Maimonides himself walked and prayed in the permissible areas when he visited Eretz Yisrael in 1165

voting

Having a strong community presence at the polls shows our elected officials we care about the issues

Israel’s Temple Mount policy prefers to blames the Jews-not the attackers-for the crisis.

When Islam conquered the Holy Land, it made its capital in Ramle of all places, not in Jerusalem.

I joined the large crowd but this time it was more personal; my cousin Aryeh was one of the victims.

Terrorists aren’t driven by social, economic, or other grievances, rather by a fanatical worldview.

The phrase that the “Arabs are resorting to violence” is disgraceful and blames the victim.

Tuesday, Yom Shlishi, a doubly good day in the Torah, Esav’s hands tried to silence Yaakov’s voice.

Because of the disparate nature of the perpetrators, who are also relatively young, and given the lack of more traditional targets and the reverence Palestinians have for their homes, one now hears talk of Israel returning to a policy of destroying the houses of terrorists’ families.

In any event, the Constitution gives Congress what is popularly described as the “power of the purse” – that is, the power to raise revenues through taxation and to decide how the money should be sent.

It is difficult to write about such a holy person, for I fear I will not accurately portray his greatness…

There was much to learn from Judge Kramer and the examples he set remains a source of inspiration and a resource from which to learn. He was and remains a great role model.

More Articles from Rabbi Eliezer Melamed
Hamas leader Ismail Haniya speaking with Arab security officers, before giving a speech on the first day of the Muslim holiday of Eid al-Adha.

Islam’s approach to God extends to all interpersonal relationships, which are based on honor.

In recent times we have witnessed increasing support for Israel on the part of evangelical Christians. They view the establishment of the State of Israel as the miraculous fulfillment of the vision of the biblical prophets.

The recent appalling murders in Itamar shocked everyone – not just settlers but every Jew without exception, because it wasn’t the Fogel family alone whom the enemy wished to murder, but rather each and every one of us.

We are told that “a soldier must have a commander, and it isn’t a rabbi.” The defense minister of Israel accuses us – this writer and other Hesder rabbis – of “destabilizing the foundations of Israeli democracy, inciting toward insubordination, damaging the spirit of the Israel Defense Forces,” adding, “there is no room for such things in a civilized state.”

Once again, Israeli leftists, with assistance from the media, are composing songs, lighting candles and organizing dances around a new golden calf.
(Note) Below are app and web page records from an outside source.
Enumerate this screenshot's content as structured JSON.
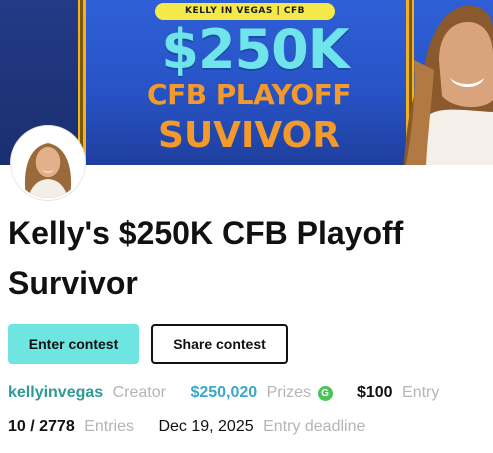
{
  "banner": {
    "tag": "KELLY IN VEGAS | CFB",
    "headline_amount": "$250K",
    "headline_line2": "CFB PLAYOFF",
    "headline_line3": "SUVIVOR",
    "colors": {
      "background": "#2f5fd6",
      "amount": "#6fe4ea",
      "text": "#f39a2b",
      "pill": "#f5e94a",
      "frame": "#f2b21f"
    }
  },
  "contest": {
    "title": "Kelly's $250K CFB Playoff Survivor"
  },
  "actions": {
    "enter_label": "Enter contest",
    "share_label": "Share contest",
    "enter_color": "#6ee5e0"
  },
  "meta": {
    "creator_name": "kellyinvegas",
    "creator_label": "Creator",
    "prizes_value": "$250,020",
    "prizes_label": "Prizes",
    "prizes_badge": "G",
    "entry_fee": "$100",
    "entry_label": "Entry",
    "entries_value": "10 / 2778",
    "entries_label": "Entries",
    "deadline_value": "Dec 19, 2025",
    "deadline_label": "Entry deadline"
  },
  "icons": {
    "avatar": "woman-portrait-icon",
    "prize_badge": "g-coin-icon"
  }
}
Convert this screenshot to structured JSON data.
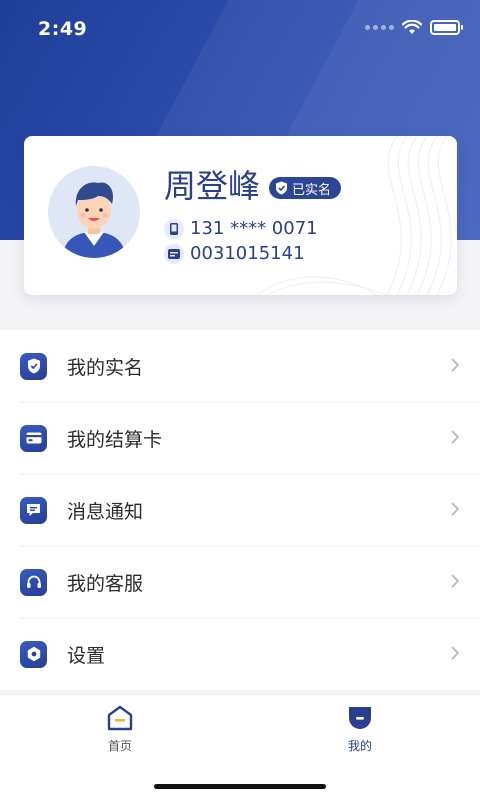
{
  "status_bar": {
    "time": "2:49"
  },
  "profile": {
    "name": "周登峰",
    "badge": "已实名",
    "phone": "131 **** 0071",
    "account": "0031015141"
  },
  "menu": [
    {
      "label": "我的实名",
      "icon": "shield-check-icon"
    },
    {
      "label": "我的结算卡",
      "icon": "card-icon"
    },
    {
      "label": "消息通知",
      "icon": "message-icon"
    },
    {
      "label": "我的客服",
      "icon": "headset-icon"
    },
    {
      "label": "设置",
      "icon": "gear-icon"
    }
  ],
  "tabs": [
    {
      "label": "首页",
      "icon": "home-icon",
      "active": false
    },
    {
      "label": "我的",
      "icon": "profile-icon",
      "active": true
    }
  ],
  "colors": {
    "primary": "#2a3f8f",
    "header": "#2f4fb0"
  }
}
This time it is the demand to do “everything possible” to bring home the captured soldier Gilad Shalit.

In reading Parshat Zachor (Deut. 25:17-19) we fulfill the commandment to remember what the nation of Amalek did to us. The sages instituted its reading just before Purim in order to link this mitzvah to the feast day on which we celebrate the blotting out of Haman, who was of Amalekite genealogy.

Rabbi Avraham Isaac HaCohen Kook (1865-1935) was an extraordinary Torah giant. His genius was astounding – there was no field of Torah study he had not mastered. His recall was astonishing – great scholars related that no matter what Torah subject they discussed with him it would appear as if he had just recently learned the issue in depth.
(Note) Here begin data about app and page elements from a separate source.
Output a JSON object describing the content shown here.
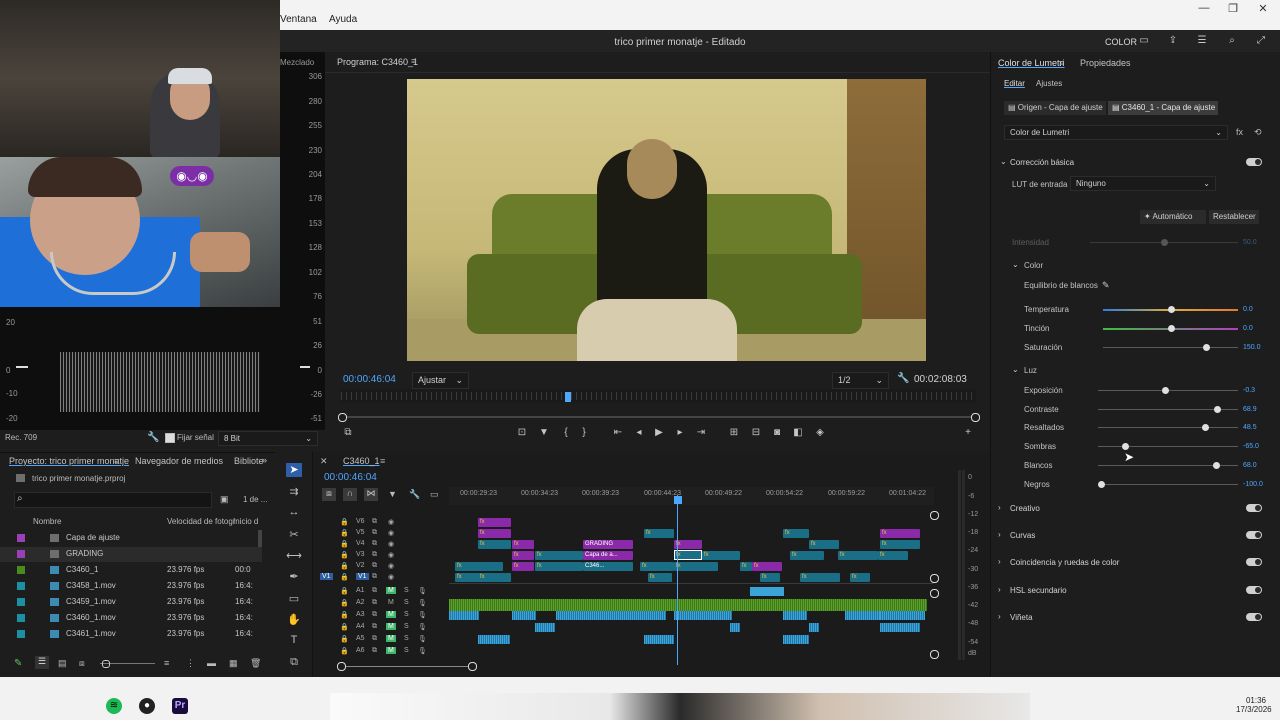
{
  "menu": {
    "ventana": "Ventana",
    "ayuda": "Ayuda"
  },
  "header": {
    "title": "trico primer monatje - Editado",
    "workspace": "COLOR"
  },
  "scope": {
    "tab": "Mezclado",
    "ticks": [
      "306",
      "280",
      "255",
      "230",
      "204",
      "178",
      "153",
      "128",
      "102",
      "76",
      "51",
      "26",
      "0",
      "-26",
      "-51"
    ],
    "left_ticks": [
      "20",
      "0",
      "-10",
      "-20"
    ],
    "footer_rec": "Rec. 709",
    "fijar_label": "Fijar señal",
    "bit_value": "8 Bit"
  },
  "program": {
    "title": "Programa: C3460_1",
    "timecode": "00:00:46:04",
    "fit": "Ajustar",
    "resolution": "1/2",
    "duration": "00:02:08:03"
  },
  "project": {
    "tab_project": "Proyecto: trico primer monatje",
    "tab_media": "Navegador de medios",
    "tab_library": "Bibliote",
    "file": "trico primer monatje.prproj",
    "count": "1 de ...",
    "col_name": "Nombre",
    "col_fps": "Velocidad de fotogr",
    "col_start": "Inicio d",
    "rows": [
      {
        "name": "Capa de ajuste",
        "fps": "",
        "start": "",
        "swatch": "#9b3fb5"
      },
      {
        "name": "GRADING",
        "fps": "",
        "start": "",
        "swatch": "#9b3fb5"
      },
      {
        "name": "C3460_1",
        "fps": "23.976 fps",
        "start": "00:0",
        "swatch": "#4a8a1e"
      },
      {
        "name": "C3458_1.mov",
        "fps": "23.976 fps",
        "start": "16:4:",
        "swatch": "#1d8fa3"
      },
      {
        "name": "C3459_1.mov",
        "fps": "23.976 fps",
        "start": "16:4:",
        "swatch": "#1d8fa3"
      },
      {
        "name": "C3460_1.mov",
        "fps": "23.976 fps",
        "start": "16:4:",
        "swatch": "#1d8fa3"
      },
      {
        "name": "C3461_1.mov",
        "fps": "23.976 fps",
        "start": "16:4:",
        "swatch": "#1d8fa3"
      }
    ]
  },
  "timeline": {
    "tab": "C3460_1",
    "timecode": "00:00:46:04",
    "ruler": [
      "00:00:29:23",
      "00:00:34:23",
      "00:00:39:23",
      "00:00:44:23",
      "00:00:49:22",
      "00:00:54:22",
      "00:00:59:22",
      "00:01:04:22"
    ],
    "video_tracks": [
      "V6",
      "V5",
      "V4",
      "V3",
      "V2",
      "V1"
    ],
    "audio_tracks": [
      "A1",
      "A2",
      "A3",
      "A4",
      "A5",
      "A6"
    ],
    "clip_grading": "GRADING",
    "clip_capa": "Capa de a...",
    "clip_c3460": "C346...",
    "fx": "fx"
  },
  "meters": {
    "ticks": [
      "0",
      "-6",
      "-12",
      "-18",
      "-24",
      "-30",
      "-36",
      "-42",
      "-48",
      "-54",
      "dB"
    ]
  },
  "lumetri": {
    "tab_color": "Color de Lumetri",
    "tab_props": "Propiedades",
    "sub_edit": "Editar",
    "sub_settings": "Ajustes",
    "origin": "Origen - Capa de ajuste",
    "target": "C3460_1 - Capa de ajuste",
    "effect": "Color de Lumetri",
    "basic": "Corrección básica",
    "lut_label": "LUT de entrada",
    "lut_value": "Ninguno",
    "auto": "Automático",
    "reset": "Restablecer",
    "intensity": "Intensidad",
    "intensity_value": "50.0",
    "color_section": "Color",
    "wb": "Equilibrio de blancos",
    "temp": "Temperatura",
    "temp_value": "0.0",
    "tint": "Tinción",
    "tint_value": "0.0",
    "sat": "Saturación",
    "sat_value": "150.0",
    "light": "Luz",
    "exposure": "Exposición",
    "exposure_value": "-0.3",
    "contrast": "Contraste",
    "contrast_value": "68.9",
    "highlights": "Resaltados",
    "highlights_value": "48.5",
    "shadows": "Sombras",
    "shadows_value": "-65.0",
    "whites": "Blancos",
    "whites_value": "68.0",
    "blacks": "Negros",
    "blacks_value": "-100.0",
    "creative": "Creativo",
    "curves": "Curvas",
    "wheels": "Coincidencia y ruedas de color",
    "hsl": "HSL secundario",
    "vignette": "Viñeta"
  },
  "taskbar": {
    "time": "01:36",
    "date": "17/3/2026"
  }
}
With the arrival of the new year, we must stop to reflect upon our deeds in order to pave the way for self-improvement. The current crisis here in Israel indicates that there is a serious problem. By drawing the necessary conclusions now, we can emerge from these difficulties into the light of solace and salvation.
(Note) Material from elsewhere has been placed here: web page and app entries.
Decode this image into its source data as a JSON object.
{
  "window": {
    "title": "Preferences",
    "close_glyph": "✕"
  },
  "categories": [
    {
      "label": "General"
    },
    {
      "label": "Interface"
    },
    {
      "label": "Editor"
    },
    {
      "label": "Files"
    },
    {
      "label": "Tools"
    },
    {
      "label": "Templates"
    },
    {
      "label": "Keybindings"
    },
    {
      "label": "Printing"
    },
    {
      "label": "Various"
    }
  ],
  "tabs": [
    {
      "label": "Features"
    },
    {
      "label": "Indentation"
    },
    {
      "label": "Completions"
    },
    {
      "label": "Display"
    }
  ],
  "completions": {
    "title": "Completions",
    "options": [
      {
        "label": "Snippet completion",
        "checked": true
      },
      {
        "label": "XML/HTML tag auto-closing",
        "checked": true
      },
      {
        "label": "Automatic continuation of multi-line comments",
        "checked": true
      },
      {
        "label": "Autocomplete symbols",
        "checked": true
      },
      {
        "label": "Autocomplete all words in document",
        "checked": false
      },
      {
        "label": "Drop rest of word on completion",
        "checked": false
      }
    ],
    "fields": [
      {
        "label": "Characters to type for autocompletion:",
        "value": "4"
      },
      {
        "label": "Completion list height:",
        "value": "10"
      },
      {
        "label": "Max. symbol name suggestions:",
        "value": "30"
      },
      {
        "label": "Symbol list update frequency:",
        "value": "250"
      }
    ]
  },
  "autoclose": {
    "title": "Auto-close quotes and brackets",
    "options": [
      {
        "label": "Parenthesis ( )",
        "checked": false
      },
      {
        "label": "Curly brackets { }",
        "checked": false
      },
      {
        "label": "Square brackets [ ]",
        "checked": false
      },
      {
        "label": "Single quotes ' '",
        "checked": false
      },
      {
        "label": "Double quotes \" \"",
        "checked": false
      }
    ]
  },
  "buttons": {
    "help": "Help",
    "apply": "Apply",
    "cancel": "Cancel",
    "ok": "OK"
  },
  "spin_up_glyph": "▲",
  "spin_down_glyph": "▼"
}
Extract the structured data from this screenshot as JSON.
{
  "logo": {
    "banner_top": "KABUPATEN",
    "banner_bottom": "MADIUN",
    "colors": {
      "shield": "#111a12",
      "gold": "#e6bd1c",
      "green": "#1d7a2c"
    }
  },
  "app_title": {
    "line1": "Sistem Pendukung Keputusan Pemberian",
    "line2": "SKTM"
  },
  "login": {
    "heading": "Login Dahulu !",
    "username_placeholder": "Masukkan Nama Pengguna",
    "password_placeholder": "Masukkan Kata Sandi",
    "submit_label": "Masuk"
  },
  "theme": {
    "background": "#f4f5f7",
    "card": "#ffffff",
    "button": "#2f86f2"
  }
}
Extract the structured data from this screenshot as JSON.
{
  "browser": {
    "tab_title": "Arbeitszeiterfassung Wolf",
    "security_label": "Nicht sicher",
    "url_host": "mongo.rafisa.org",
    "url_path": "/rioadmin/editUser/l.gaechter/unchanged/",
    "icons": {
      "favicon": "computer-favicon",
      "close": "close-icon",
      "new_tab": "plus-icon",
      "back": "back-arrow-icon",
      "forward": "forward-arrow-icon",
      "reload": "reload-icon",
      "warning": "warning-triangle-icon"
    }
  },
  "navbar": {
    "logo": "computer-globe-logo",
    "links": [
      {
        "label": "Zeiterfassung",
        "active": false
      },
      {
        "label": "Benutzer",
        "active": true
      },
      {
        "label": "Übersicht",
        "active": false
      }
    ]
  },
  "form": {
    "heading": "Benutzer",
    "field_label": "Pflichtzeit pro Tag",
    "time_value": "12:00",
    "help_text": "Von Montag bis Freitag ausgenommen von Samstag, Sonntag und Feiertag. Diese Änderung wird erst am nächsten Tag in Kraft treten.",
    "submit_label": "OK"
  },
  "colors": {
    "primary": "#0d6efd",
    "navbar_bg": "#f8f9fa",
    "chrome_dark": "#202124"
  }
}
Printed from: http://www.jewishpress.com/indepth/opinions/what-you-need-to-know-about-amalek/2009/03/04/

Scan this QR code to visit this page online: